Mostyn SeaPower, a subsidiary of The Port of Mostyn, has developed proposals for a tidal lagoon in the outer Dee Estuary, North Wales.
Building the 6.7 kilometre long lagoon, stretching from the breakwater at Mostyn to Point of Ayr in Flintshire, would create 300 jobs during the construction phase and up to 30 high-skilled permanent posts.
Mostyn SeaPower say the Dee Estuary is an ideal location because it has one of the highest tidal movements in the UK, as much as 10.2 metres during high spring tides, as well as having natural deep water for the installation of the turbines.
The lagoon wall will be two metres above sea level and another major benefit is that it will provide much-needed flood protection for the low-lying land along the coast which includes homes and businesses, the A548 Coast Road and the strategically important North Wales coast railway line which has suffered significant storm damage in recent years.
It will have two sets of turbine houses with three sluice gates to control the volume of water over the tidal cycle, along with lock gates allowing small vessels in and out of the sheltered lagoon.
In total there will be eight 16 megawatt turbines which will generate 298 gigawatt hours of electricity annually from the lagoon which will enclose an area of 12.2 square kilometres and has a design life of more than 100 years.
The lagoon wall will have a road running along the top and a path that will be accessible to the public.
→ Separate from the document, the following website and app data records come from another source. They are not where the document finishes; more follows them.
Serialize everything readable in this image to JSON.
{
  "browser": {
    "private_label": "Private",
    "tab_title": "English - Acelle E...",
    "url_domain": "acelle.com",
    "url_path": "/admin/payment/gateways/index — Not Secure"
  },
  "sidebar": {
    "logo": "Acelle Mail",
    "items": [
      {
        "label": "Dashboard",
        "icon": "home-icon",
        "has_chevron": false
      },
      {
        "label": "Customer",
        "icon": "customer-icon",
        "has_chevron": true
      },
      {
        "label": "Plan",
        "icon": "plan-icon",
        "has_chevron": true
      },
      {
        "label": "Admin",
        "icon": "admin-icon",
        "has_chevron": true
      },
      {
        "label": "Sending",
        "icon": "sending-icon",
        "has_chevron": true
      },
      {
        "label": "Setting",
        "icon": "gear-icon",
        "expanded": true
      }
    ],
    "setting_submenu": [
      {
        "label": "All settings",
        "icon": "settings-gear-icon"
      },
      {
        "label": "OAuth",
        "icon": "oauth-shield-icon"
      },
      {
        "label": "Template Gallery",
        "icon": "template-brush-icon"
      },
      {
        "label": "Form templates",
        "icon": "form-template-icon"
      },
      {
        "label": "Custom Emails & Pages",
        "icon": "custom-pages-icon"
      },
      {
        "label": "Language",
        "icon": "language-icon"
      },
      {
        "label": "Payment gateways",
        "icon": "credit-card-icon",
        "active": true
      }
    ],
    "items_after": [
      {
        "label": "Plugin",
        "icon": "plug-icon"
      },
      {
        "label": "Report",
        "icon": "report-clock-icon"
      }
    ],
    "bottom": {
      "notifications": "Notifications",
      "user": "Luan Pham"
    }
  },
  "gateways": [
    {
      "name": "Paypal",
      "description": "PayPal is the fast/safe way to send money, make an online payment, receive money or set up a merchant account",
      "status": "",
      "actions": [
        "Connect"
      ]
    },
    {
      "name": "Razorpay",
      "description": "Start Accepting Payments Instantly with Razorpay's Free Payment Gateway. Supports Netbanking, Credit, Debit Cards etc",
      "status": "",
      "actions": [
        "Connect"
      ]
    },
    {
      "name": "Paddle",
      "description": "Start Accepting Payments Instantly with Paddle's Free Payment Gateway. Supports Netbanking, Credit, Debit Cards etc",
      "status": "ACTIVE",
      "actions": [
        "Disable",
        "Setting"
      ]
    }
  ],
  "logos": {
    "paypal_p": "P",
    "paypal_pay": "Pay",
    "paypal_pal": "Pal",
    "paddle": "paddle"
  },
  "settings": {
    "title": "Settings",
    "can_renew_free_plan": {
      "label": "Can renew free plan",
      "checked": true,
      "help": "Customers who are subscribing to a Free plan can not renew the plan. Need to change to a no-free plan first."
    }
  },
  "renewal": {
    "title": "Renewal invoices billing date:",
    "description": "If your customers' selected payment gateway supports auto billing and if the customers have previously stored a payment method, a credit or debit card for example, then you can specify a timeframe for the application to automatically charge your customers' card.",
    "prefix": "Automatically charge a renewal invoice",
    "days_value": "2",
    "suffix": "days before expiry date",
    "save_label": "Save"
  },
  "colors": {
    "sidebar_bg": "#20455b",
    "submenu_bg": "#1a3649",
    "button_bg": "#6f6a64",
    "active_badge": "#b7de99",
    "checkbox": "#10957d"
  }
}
Preparatory work, including environmental and ecological studies, has been taking place for four years and the lagoon will be designed to maintain navigational access for shipping.
Mostyn SeaPower has been working with engineering consultants Ban Nuttall from Camberley and environmental experts ABPMer, from Southampton and the company has already negotiated with the National Grid for the electricity to be used by the nearby Connah’s Quay Power Station.
It is planned to submit an application to the UK Government for a Development Consent Order by the end of 2022 and get the green light a year later.
According to APP Mer, ‘The Dee is an area of high nature conservation value. It is important therefore, that detailed information is obtained to describe the baseline ecological conditions and understand the changes that will occur as a result of constructing the proposed lagoon’.
ABPmer has been commissioned to lead a range of ecological surveys in the Estuary to inform the associated impact assessment supported by Hull Marine Laboratory and Sea Watch Foundation.
A two-year programme of fish surveys will be undertaken to understand population stock in the outer estuary, and migratory patterns of salmon and eel which could be affected by the proposed lagoon turbines. This will be underpinned by Environmental DNA (eDNA) sampling, taking advantage of major advances in the use of DNA in ecological sampling, as opposed to direct samples from individual organisms.
Marine mammal surveys will take place over a similar timeline. This work will gauge the frequency of occurrence of whales, dolphins, porpoises and seals in the proposed lagoon area. These surveys will inform understanding of the potential effects during construction and operation. Passive acoustic monitoring instruments will be used to monitor porpoise and dolphin activity.
Bird population surveys will take place over two winters, to place the populations at Mostyn in the context of the whole estuary and designated area.
The surveys started in Autumn 2020, and are expected to be completed by late 2022.
By Jake Frith